Many enterprise level-tech firms have sophisticated social media strategies. Unfortunately, all it takes is one employee with inflammatory social media skills, and the firm's brand takes a beating.
In a series of tweets seemingly more suited to a sociopathic teen than a corporate employee, Adam Orth, (former) creative director at Microsoft Studios, managed to grind his career at Redmond into sparkly bits of dust.
Orth fell into a typical cybertrap: he was joking with a developer friend, but doing so on a public forum--Twitter. You would think that an executive with a prominent tech firm would understand that his 140-character comments weren't privileged communication, but perhaps not, judging from Orth's lack of judgement in honing his tweet-messages.

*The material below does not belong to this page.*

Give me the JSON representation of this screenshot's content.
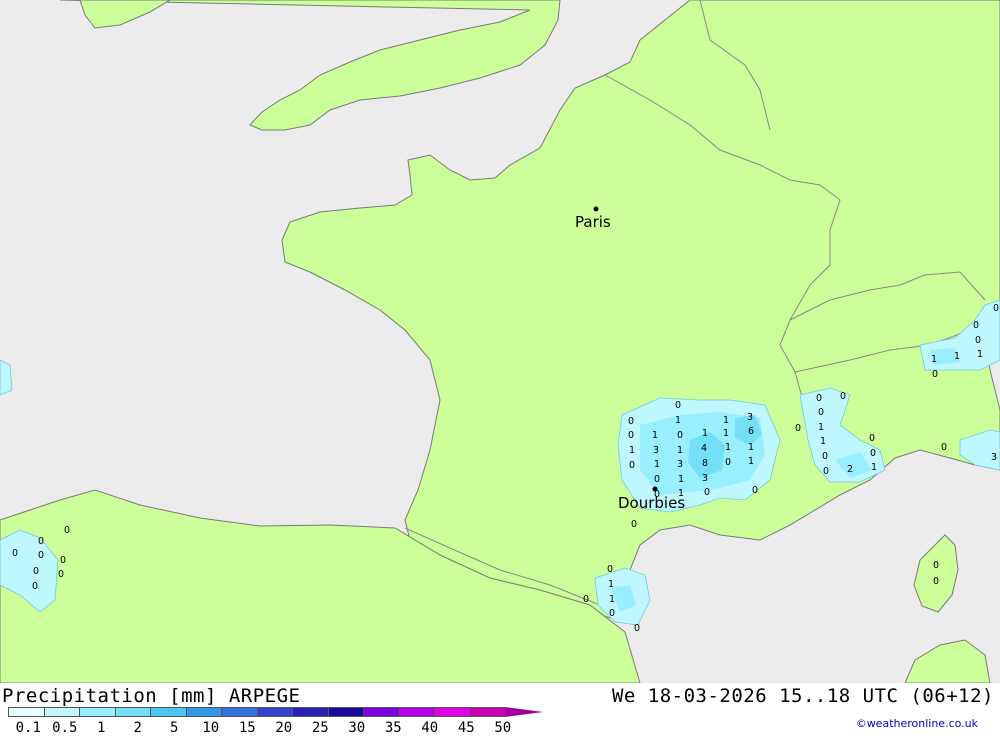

"Sorry, I don't get the drama around having an always-on console," Orth tweeted. "Every device is 'always on'. That's the world we live in. #dealwithit."
Of course, the hashtage-phrase "#dealwithit" is now an Internet meme.
For those of you (like me) who don't own X-boxes or Playstations, there's games that leverage the Internet, and games that don't. The former allow you to interface with other players, among other things. I guess there's a certain satisfaction in blasting a CGI-zombie that's being controlled by some sleep-deprived teen in Seoul, rather than a zombie responding to internal code.
But Net connections aren't "always-on" nor should they be expected to be. Many people live in narrow-bandwidth areas, and don't think it's all in impoverished rural areas--plenty of turf in Australia and the USA, for example, is underserved in terms of bandwidth.
The "always-on" issue is a hot button, but Orth seemed oblivious. His tweets built a personal pyramid of perceived privilege--when the developer asked what he would do if he lived in smaller US towns without fast Net pipes, he tweeted: "Why on earth would I live there?"
Oooooh. Well, some of his customers live there. Now former customers, as Orth "resigned after igniting a flame war on Twitter," according to The Guardian.
"Internet connectivity varies enormously over the US, and some parents have also expressed worries that an always-on connection would break broadband caps without their knowledge," said the UK newspaper.
Microsoft issued a Teflon-coated statement about the incident. "We apologize for the inappropriate comments made by an employee on Twitter yesterday," said Xbox community manager Larry "Major Nelson" Hryb in a blog post. "This person is not a spokesperson for Microsoft, and his personal views do not reflect the customer-centric approach we take to our products or how we would communicate directly with our loyal consumers. We are very sorry if this offended anyone, however we have not made any announcements about our product roadmap, and have no further comment on this matter."
This highlights the importance of company spokespeople communicating with the press and the public. The science of public relations relies on competence, just as other sciences rely on competent practitioners, rather than goofballs with chemistry sets.
Worse tweets alleged
Although it hasn't received much press, analysis of Orth's tweets dating back to 2011 (his account is now locked, so they're offline) reveals a darker side. Take a look at his earlier tweets of Andrew Orth, according to a blog post by Andrew Bridgman on April 12.
Bridgman has cached tweets that are purportedly from "Orthy": Orth's handle for his Twitter account. Impossible to verify, but if they're real, they demonstrate a penchant for sarcasm verging on the offensive. According to these, it seems "Orthy" enjoys yanking people's chains with absurd, inflammatory nonsense.
An example sent January 6, 2013: "personally, I think always on internet connection is a pretty good idea. not quite hitler-level, but up there". You read that right, and that's not the only time "Orthy" referenced the notorious level of the Third Reich, according to the blog post.
Warning: these messages contain some bad language. Given the nature of the Net, we don't know if Adam Orth actually created them, but they are a primer for what NOT to tweet if you're representing a firm. "angry that u have to buy ms points that obscure the real price of things? just ask ur boss to pay you in ms points then from now on, jeez", reads another.
These tweets seem more the work of a sociopathic teen than a corporate employee. Perhaps examining the previous tweets of job applicants should be as commonplace as scrutinizing their Facebook profiles.
This story, "The perils of corporate tweeting" was originally published by Computerworld Hong Kong.